Your objective – In the listing below, find each line containing "title" and report it.

Records –
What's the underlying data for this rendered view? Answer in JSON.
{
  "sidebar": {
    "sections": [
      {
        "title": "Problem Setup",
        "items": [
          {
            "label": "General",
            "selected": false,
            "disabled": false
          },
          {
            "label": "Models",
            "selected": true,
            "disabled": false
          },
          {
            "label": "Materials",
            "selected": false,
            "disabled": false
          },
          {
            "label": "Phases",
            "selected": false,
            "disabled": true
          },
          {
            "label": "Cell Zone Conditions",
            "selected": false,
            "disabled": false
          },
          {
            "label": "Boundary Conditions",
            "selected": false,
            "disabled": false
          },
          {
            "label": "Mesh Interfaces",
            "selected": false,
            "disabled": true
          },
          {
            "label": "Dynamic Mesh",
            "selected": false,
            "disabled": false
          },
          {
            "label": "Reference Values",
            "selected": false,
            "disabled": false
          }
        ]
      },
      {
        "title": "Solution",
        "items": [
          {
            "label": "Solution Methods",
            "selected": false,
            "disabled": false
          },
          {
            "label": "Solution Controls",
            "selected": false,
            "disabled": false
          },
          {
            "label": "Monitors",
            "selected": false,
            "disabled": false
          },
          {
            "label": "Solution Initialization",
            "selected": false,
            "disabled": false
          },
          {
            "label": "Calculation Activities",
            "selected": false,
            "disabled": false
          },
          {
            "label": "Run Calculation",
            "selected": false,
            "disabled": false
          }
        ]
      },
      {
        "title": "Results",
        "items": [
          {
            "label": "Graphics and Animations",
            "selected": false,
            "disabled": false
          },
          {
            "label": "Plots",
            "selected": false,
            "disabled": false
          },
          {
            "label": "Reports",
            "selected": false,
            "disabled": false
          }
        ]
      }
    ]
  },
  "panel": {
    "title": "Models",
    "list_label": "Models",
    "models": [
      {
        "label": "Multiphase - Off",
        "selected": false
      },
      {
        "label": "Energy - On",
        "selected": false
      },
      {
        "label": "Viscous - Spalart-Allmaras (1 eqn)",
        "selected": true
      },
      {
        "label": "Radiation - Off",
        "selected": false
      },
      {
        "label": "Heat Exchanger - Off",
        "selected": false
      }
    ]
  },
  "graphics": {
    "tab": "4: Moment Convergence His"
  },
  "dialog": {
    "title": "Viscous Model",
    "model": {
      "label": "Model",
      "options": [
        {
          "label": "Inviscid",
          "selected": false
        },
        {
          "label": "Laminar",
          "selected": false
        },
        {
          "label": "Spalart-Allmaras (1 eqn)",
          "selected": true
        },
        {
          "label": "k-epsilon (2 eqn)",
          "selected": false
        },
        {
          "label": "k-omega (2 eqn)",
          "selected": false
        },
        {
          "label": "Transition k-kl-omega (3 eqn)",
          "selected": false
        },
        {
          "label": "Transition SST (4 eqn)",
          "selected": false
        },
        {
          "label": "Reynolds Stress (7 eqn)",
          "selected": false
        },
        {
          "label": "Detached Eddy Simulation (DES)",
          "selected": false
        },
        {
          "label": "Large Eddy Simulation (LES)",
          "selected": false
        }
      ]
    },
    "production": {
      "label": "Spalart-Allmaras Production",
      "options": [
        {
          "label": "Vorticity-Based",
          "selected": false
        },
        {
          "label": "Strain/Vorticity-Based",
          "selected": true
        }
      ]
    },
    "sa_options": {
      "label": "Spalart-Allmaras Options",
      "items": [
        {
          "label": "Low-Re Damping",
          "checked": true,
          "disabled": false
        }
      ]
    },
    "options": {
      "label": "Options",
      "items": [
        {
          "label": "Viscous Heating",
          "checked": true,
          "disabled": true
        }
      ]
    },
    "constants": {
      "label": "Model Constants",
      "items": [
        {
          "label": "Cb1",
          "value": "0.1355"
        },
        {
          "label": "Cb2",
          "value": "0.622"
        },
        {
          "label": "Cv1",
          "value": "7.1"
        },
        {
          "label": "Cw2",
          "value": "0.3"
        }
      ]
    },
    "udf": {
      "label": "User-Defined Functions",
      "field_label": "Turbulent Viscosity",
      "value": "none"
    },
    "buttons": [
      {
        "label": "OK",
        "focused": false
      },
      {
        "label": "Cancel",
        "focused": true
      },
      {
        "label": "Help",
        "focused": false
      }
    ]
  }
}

Written solution –
        "title": "Problem Setup",
        "title": "Solution",
        "title": "Results",
    "title": "Models",
    "title": "Viscous Model",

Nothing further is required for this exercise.